The particular flavor of KeePass I’m using is called KeePassXC. It’s a community-driven fork of the now defunct KeePassX, which was aimed at being a multi-platform version of KeePass. So it works perfectly on Windows, MacOS and Linux. Exporting the database from LastPass and importing it into KeePassXC demands a bit of work, as you have to use a cumbersome CSV file (which you must not forget to destroy!) LastPass export tool provides you with. LastPass’ “Secure Notes” are stored in an XML-like format, and you’ll probably have to rewrite them manually inside KeePassXC after the import. But after that tedious task is done, using KeePassXC is really easy, and it works flawlessly. Whenever you need to retreive a password, simply switch to the app and hit Cmd+F, type in the first letters of the entry you’re looking for and a simple Cmd+C / Cmd+V does the trick. It litterally uses less than five seconds. If you’re using a browser extension, it can even automatically fetch your credentials and is therefor as fast as LastPass, if not faster.
The setup I’m using now is as follows. The password database file is stored on my Google Drive. This allows me to have a silent synchronization between my different devices, and provide me with an online backup. I’m using both my Master Password (with a 100+ bits entropy) and a key file (which is stored locally, not on Google Drive) to unlock the database. It can communicate automatically with my various browsers thanks to two extensions: chromeIPass and PassIFox. The database file and the key file are backed up on a Network Attached Storage drive, and two offline copies.
So I’m finally happy again. The main “problem” I have with KeePassXC is its UI. In these days of Flat UI and Material Design guidelines, the software feels really dated. It also lacks some basic features such as showing which fields can be displayed in the entries columns, and my biggest gripe: custom fields do not show straight away when you search for a specific entry. Let’s say for instance you create an entry for a credit card. It contains several custom fields such as the card number, its expiration date and the CCV. KeePassXC won’t show those fields unless you go and edit the entry to display the custom fields, or you right click and select one of the “copy attributes” options. It would have been much better if each entry could be displayed in its entirety on a single pane, minus the protected fields of course.

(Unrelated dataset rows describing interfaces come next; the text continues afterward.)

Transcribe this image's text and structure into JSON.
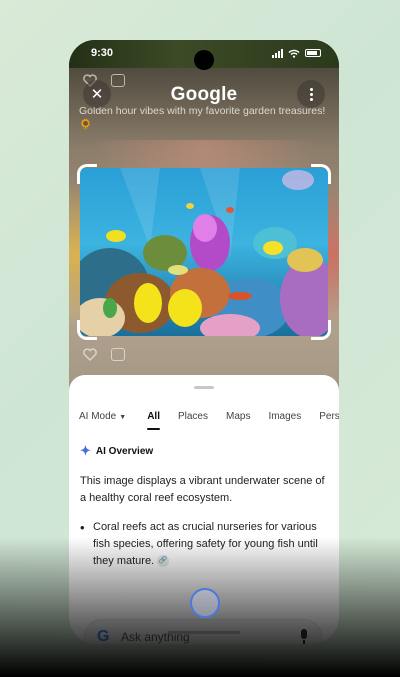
{
  "status_bar": {
    "time": "9:30"
  },
  "header": {
    "title": "Google"
  },
  "background_post": {
    "caption": "Golden hour vibes with my favorite garden treasures! 🌻"
  },
  "tabs": [
    {
      "label": "AI Mode"
    },
    {
      "label": "All",
      "active": true
    },
    {
      "label": "Places"
    },
    {
      "label": "Maps"
    },
    {
      "label": "Images"
    },
    {
      "label": "Pers"
    }
  ],
  "ai_overview": {
    "heading": "AI Overview",
    "summary": "This image displays a vibrant underwater scene of a healthy coral reef ecosystem.",
    "bullet": "Coral reefs act as crucial nurseries for various fish species, offering safety for young fish until they mature."
  },
  "search": {
    "placeholder": "Ask anything",
    "logo_letter": "G"
  },
  "icons": {
    "close": "close-icon",
    "menu": "more-vert-icon",
    "sparkle": "sparkle-icon",
    "mic": "mic-icon",
    "link": "link-icon"
  },
  "colors": {
    "accent": "#4a6ee0",
    "google_blue": "#4285f4"
  }
}
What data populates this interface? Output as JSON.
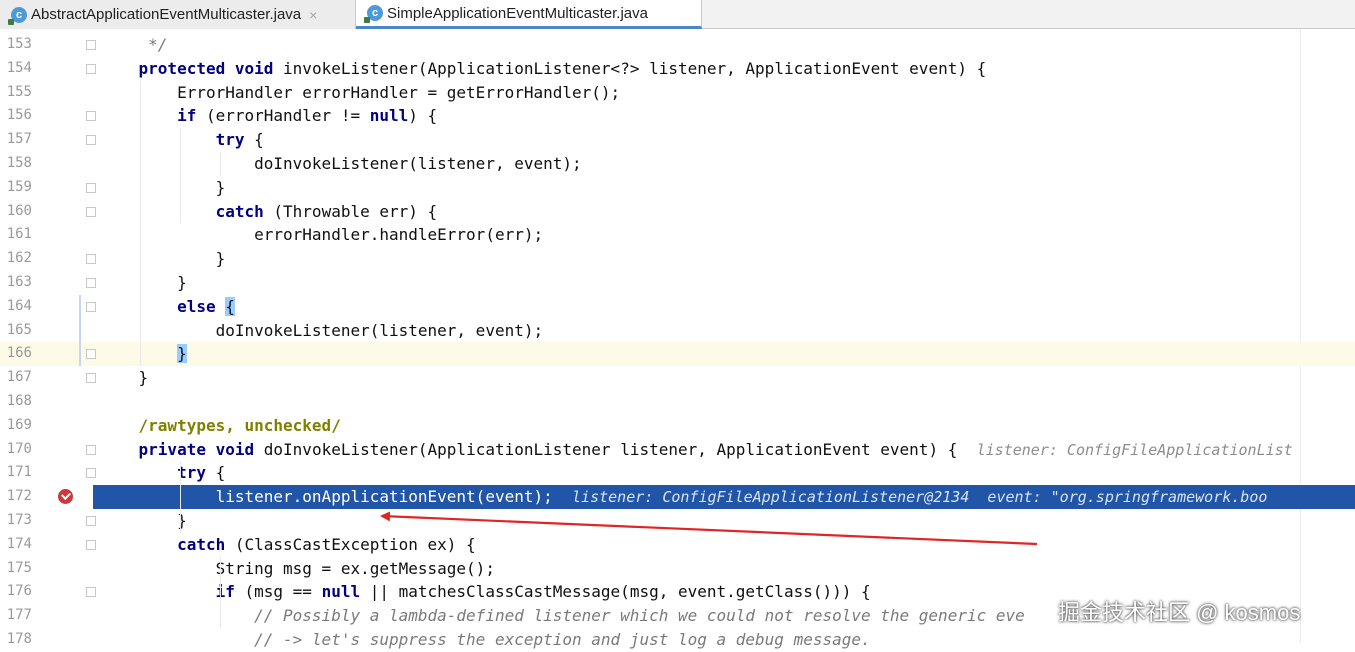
{
  "tabs": [
    {
      "label": "AbstractApplicationEventMulticaster.java",
      "icon": "class-c-icon",
      "active": false,
      "close": "×"
    },
    {
      "label": "SimpleApplicationEventMulticaster.java",
      "icon": "class-c-icon",
      "active": true
    }
  ],
  "editor": {
    "lines": [
      {
        "num": "153",
        "text": "     */"
      },
      {
        "num": "154",
        "text": "    protected void invokeListener(ApplicationListener<?> listener, ApplicationEvent event) {"
      },
      {
        "num": "155",
        "text": "        ErrorHandler errorHandler = getErrorHandler();"
      },
      {
        "num": "156",
        "text": "        if (errorHandler != null) {"
      },
      {
        "num": "157",
        "text": "            try {"
      },
      {
        "num": "158",
        "text": "                doInvokeListener(listener, event);"
      },
      {
        "num": "159",
        "text": "            }"
      },
      {
        "num": "160",
        "text": "            catch (Throwable err) {"
      },
      {
        "num": "161",
        "text": "                errorHandler.handleError(err);"
      },
      {
        "num": "162",
        "text": "            }"
      },
      {
        "num": "163",
        "text": "        }"
      },
      {
        "num": "164",
        "text": "        else {"
      },
      {
        "num": "165",
        "text": "            doInvokeListener(listener, event);"
      },
      {
        "num": "166",
        "text": "        }"
      },
      {
        "num": "167",
        "text": "    }"
      },
      {
        "num": "168",
        "text": ""
      },
      {
        "num": "169",
        "text": "    /rawtypes, unchecked/"
      },
      {
        "num": "170",
        "text": "    private void doInvokeListener(ApplicationListener listener, ApplicationEvent event) {",
        "hint": "listener: ConfigFileApplicationList"
      },
      {
        "num": "171",
        "text": "        try {"
      },
      {
        "num": "172",
        "text": "            listener.onApplicationEvent(event);",
        "hint": "listener: ConfigFileApplicationListener@2134  event: \"org.springframework.boo"
      },
      {
        "num": "173",
        "text": "        }"
      },
      {
        "num": "174",
        "text": "        catch (ClassCastException ex) {"
      },
      {
        "num": "175",
        "text": "            String msg = ex.getMessage();"
      },
      {
        "num": "176",
        "text": "            if (msg == null || matchesClassCastMessage(msg, event.getClass())) {"
      },
      {
        "num": "177",
        "text": "                // Possibly a lambda-defined listener which we could not resolve the generic eve"
      },
      {
        "num": "178",
        "text": "                // -> let's suppress the exception and just log a debug message."
      }
    ],
    "current_line": "166",
    "execution_line": "172",
    "breakpoint_line": "172"
  },
  "watermark": "掘金技术社区 @ kosmos",
  "colors": {
    "keyword": "#000080",
    "comment": "#7a7a7a",
    "annotation": "#808000",
    "execution_highlight": "#2155a8",
    "current_line": "#fdfbe8",
    "arrow": "#e02525",
    "breakpoint": "#d2363b"
  }
}
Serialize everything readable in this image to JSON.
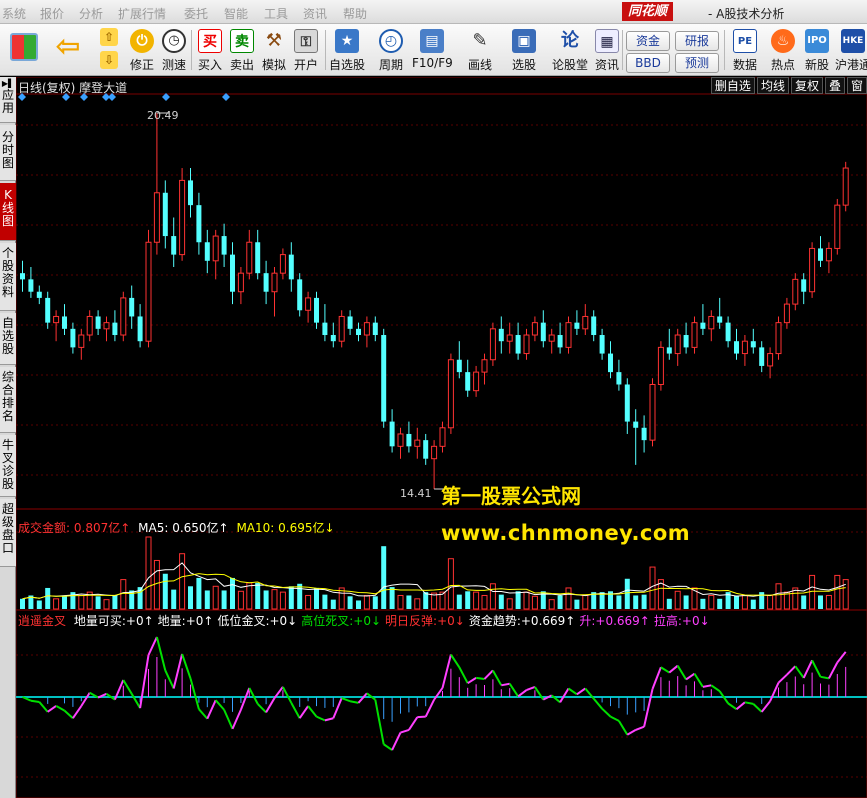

I should give an honorable mention to KeeWeb, a web app (available as an Electron desktop app as well), which tries to rejuvenate KeePass in that regard. But it poses even more security problems than KeePass does. I won’t go into too much details in this post, but the flaws are easy to guess.
All in all, I feel much better using KeePassXC than I was using LastPass. Of course, this solution is not the most secure there is, especially by storing the database file on the cloud. I could fix this issue by using a self-hosted cloud service like OwnCloud or Bitorrent Sync. But once again, the balance between security and day to day usage would have been lost. I’d love for KeePassXC to support TOTP so that I could use again my Yubikey and get rid of the keyfile, but so far I feel confident in that solution.
By the way, what do you use to store your passwords?
Cover image: Victoriano Izquierdo